Drove to L’pool Station and saw Tom off, on arriving there I found I had left my little bag in the taxi, so sickening but I shall try at Scotland Yard on Monday.
March 3rd, Sunday
I induced Mother to come to the City Temple with me today to hear Campbell preach – it is a curious service nearly all singing, and a long sermon which seemed like a few minutes.
Mother and I drove first to Scotland Yard where to my great joy I found my beloved bag – such luck! Then to Harrods to order provisions against the rise in prices, there all along the road we found the Suffragettes had just been at work again, fragments and smashes all along Sloane Street and Harrods itself much damaged and everyone in a state of great excitement.

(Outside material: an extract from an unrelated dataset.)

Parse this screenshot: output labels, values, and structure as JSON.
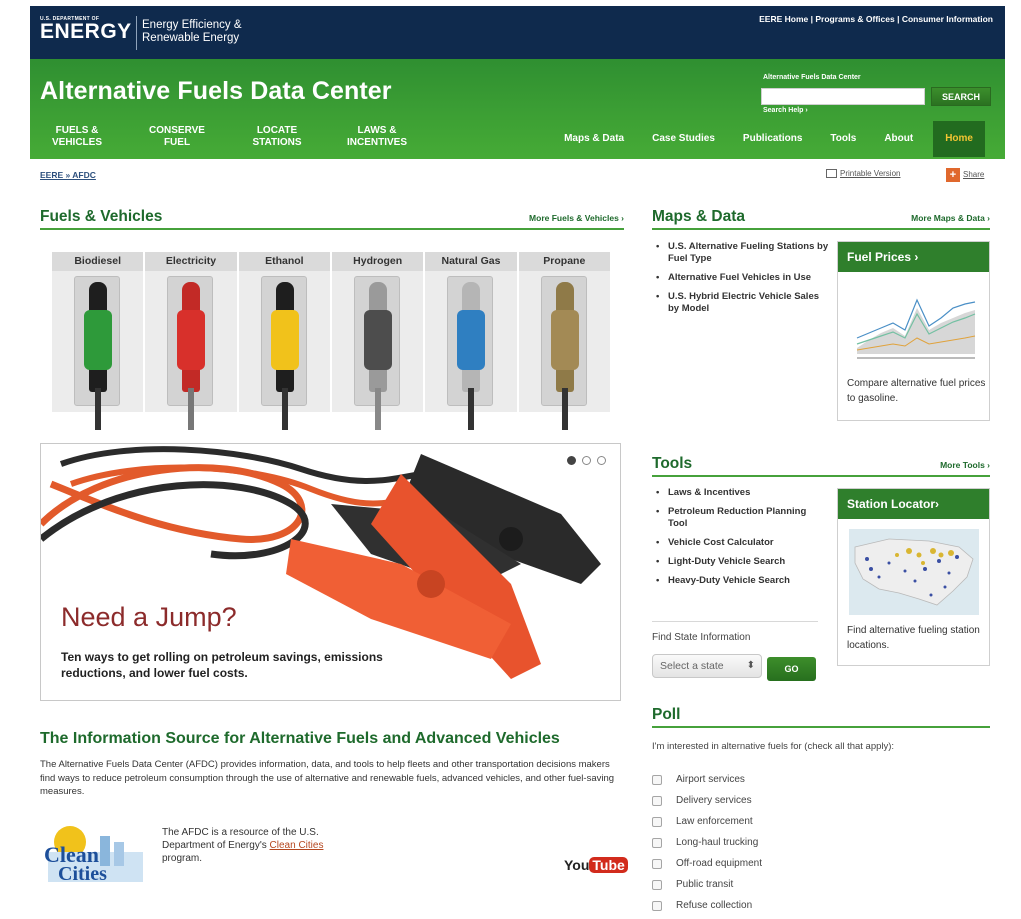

We found all very nice at home (at Upper Hale, Farnham) and it is delightful being back again (Wynne had had a long visit to her in-laws, with breaks in London, throughout February). My joy would be still greater if it weren’t for parochial work which at once rears its dragon head at me on arrival but one can’t play for ever and I must now set to work with renewed vigour. I find the whole house so beautifully clean, it is a joy to see and the flowers are simply perfect – the drawing room full of them and the conservatory a perfect blaze of daffodils, jonquils, narcissi, hiacinths (sic) and tulips. I spent a busy day setting many household chores to rights, paying house accounts, ordering stores etc in fact all the things which compose a hausfrau’s duties. Of course one feels a bit flat and unprofitable after such a lovely bust as I have had. The Strike continues everything is at a standstill and the situation most serious. How and when will it all end.
I spent the morning writing letters and after lunch the Grays drove us to Aldershot to the finals of the Football Matches where I presented the Shield and medals to the winners of the season’s efforts. Our Division won and the enthusiasm was great.
I made cakes and wrote letters all morning – the cakes were a failure much too hot an oven and so they rose up at once to opulence and then sank back exhausted! However I’ll not be beat but try again tomorrow.
More cakes and with great success this time! (This battle continued through March. Since people cooked on a range, with no control over temperature, it became a matter of judgement and luck whether things would emerge cooked, burnt or raw! The good cooks developed a sort of instinct about their ovens, and learnt how to regulate the fire).